Source data
···
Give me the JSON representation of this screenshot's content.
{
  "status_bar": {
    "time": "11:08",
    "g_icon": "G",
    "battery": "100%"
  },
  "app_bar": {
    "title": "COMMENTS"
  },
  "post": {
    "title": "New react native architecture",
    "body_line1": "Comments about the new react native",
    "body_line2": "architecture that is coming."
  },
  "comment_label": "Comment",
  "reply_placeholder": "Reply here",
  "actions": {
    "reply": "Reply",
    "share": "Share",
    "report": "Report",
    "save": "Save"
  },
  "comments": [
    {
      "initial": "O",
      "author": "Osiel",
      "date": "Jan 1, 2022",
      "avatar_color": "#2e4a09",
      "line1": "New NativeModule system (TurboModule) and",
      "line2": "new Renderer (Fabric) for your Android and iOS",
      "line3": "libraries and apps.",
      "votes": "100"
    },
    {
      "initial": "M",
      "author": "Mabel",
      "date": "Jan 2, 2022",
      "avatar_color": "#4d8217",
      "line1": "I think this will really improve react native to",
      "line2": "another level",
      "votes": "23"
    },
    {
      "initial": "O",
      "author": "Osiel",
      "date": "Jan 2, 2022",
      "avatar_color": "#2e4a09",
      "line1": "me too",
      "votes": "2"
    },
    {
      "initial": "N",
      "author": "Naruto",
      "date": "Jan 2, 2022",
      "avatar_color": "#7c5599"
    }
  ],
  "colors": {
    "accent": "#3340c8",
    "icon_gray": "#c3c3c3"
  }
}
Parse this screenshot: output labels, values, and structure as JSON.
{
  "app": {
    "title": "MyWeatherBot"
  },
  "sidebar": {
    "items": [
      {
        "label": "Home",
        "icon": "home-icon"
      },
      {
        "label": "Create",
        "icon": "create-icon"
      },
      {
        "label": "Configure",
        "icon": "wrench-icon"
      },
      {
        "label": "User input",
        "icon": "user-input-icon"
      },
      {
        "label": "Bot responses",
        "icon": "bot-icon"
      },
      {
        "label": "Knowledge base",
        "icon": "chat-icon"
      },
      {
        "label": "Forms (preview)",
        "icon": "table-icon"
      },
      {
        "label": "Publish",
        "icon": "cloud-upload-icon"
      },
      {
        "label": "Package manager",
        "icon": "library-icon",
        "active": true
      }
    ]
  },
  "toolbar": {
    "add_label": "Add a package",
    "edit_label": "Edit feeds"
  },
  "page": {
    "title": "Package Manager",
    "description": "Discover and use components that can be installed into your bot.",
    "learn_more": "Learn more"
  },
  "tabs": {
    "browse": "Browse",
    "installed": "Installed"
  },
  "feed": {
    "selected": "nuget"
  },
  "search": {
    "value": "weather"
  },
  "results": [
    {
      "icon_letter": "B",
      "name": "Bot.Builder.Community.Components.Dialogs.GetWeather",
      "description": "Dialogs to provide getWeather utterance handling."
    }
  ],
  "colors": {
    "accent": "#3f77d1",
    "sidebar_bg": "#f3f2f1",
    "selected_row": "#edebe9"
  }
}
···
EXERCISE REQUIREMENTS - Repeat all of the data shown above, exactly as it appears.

FINISHED TASK -
Give me the JSON representation of this screenshot's content.
{
  "status_bar": {
    "time": "11:08",
    "g_icon": "G",
    "battery": "100%"
  },
  "app_bar": {
    "title": "COMMENTS"
  },
  "post": {
    "title": "New react native architecture",
    "body_line1": "Comments about the new react native",
    "body_line2": "architecture that is coming."
  },
  "comment_label": "Comment",
  "reply_placeholder": "Reply here",
  "actions": {
    "reply": "Reply",
    "share": "Share",
    "report": "Report",
    "save": "Save"
  },
  "comments": [
    {
      "initial": "O",
      "author": "Osiel",
      "date": "Jan 1, 2022",
      "avatar_color": "#2e4a09",
      "line1": "New NativeModule system (TurboModule) and",
      "line2": "new Renderer (Fabric) for your Android and iOS",
      "line3": "libraries and apps.",
      "votes": "100"
    },
    {
      "initial": "M",
      "author": "Mabel",
      "date": "Jan 2, 2022",
      "avatar_color": "#4d8217",
      "line1": "I think this will really improve react native to",
      "line2": "another level",
      "votes": "23"
    },
    {
      "initial": "O",
      "author": "Osiel",
      "date": "Jan 2, 2022",
      "avatar_color": "#2e4a09",
      "line1": "me too",
      "votes": "2"
    },
    {
      "initial": "N",
      "author": "Naruto",
      "date": "Jan 2, 2022",
      "avatar_color": "#7c5599"
    }
  ],
  "colors": {
    "accent": "#3340c8",
    "icon_gray": "#c3c3c3"
  }
}
Parse this screenshot: output labels, values, and structure as JSON.
{
  "app": {
    "title": "MyWeatherBot"
  },
  "sidebar": {
    "items": [
      {
        "label": "Home",
        "icon": "home-icon"
      },
      {
        "label": "Create",
        "icon": "create-icon"
      },
      {
        "label": "Configure",
        "icon": "wrench-icon"
      },
      {
        "label": "User input",
        "icon": "user-input-icon"
      },
      {
        "label": "Bot responses",
        "icon": "bot-icon"
      },
      {
        "label": "Knowledge base",
        "icon": "chat-icon"
      },
      {
        "label": "Forms (preview)",
        "icon": "table-icon"
      },
      {
        "label": "Publish",
        "icon": "cloud-upload-icon"
      },
      {
        "label": "Package manager",
        "icon": "library-icon",
        "active": true
      }
    ]
  },
  "toolbar": {
    "add_label": "Add a package",
    "edit_label": "Edit feeds"
  },
  "page": {
    "title": "Package Manager",
    "description": "Discover and use components that can be installed into your bot.",
    "learn_more": "Learn more"
  },
  "tabs": {
    "browse": "Browse",
    "installed": "Installed"
  },
  "feed": {
    "selected": "nuget"
  },
  "search": {
    "value": "weather"
  },
  "results": [
    {
      "icon_letter": "B",
      "name": "Bot.Builder.Community.Components.Dialogs.GetWeather",
      "description": "Dialogs to provide getWeather utterance handling."
    }
  ],
  "colors": {
    "accent": "#3f77d1",
    "sidebar_bg": "#f3f2f1",
    "selected_row": "#edebe9"
  }
}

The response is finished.